■ Instructions to follow:
A complete answer lists every line of the entries below where the string "them" appears.

Excerpts from a dataset
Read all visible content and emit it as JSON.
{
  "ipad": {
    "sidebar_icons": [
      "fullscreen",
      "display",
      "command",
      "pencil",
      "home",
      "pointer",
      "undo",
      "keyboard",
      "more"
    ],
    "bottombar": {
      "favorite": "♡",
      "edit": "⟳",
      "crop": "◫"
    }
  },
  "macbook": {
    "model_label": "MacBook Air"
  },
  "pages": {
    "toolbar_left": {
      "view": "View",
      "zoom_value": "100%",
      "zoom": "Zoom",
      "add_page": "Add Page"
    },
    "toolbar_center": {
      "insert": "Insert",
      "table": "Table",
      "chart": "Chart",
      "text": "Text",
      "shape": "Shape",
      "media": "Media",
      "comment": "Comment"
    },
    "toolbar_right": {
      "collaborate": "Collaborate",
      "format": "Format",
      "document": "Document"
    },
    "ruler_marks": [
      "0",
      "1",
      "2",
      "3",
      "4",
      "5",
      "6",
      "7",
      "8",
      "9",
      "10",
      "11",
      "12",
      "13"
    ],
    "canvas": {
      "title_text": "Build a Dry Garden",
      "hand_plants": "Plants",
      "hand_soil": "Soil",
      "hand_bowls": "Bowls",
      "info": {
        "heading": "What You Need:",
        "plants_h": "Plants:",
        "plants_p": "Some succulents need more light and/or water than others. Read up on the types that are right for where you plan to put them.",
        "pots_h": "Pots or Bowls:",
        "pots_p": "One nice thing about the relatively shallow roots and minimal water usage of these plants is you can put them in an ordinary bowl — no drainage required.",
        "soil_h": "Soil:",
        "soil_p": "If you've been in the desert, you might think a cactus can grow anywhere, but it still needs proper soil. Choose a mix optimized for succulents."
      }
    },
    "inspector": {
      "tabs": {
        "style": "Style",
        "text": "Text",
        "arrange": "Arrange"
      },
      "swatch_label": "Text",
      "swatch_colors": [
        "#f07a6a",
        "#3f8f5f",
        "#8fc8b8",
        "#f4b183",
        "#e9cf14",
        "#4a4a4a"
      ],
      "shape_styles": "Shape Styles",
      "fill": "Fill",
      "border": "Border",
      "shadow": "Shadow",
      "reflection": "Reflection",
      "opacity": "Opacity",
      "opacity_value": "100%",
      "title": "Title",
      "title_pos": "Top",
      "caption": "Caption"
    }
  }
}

■ Solution for this exercise:
        "plants_p": "Some succulents need more light and/or water than others. Read up on the types that are right for where you plan to put them.",
        "pots_p": "One nice thing about the relatively shallow roots and minimal water usage of these plants is you can put them in an ordinary bowl — no drainage required.",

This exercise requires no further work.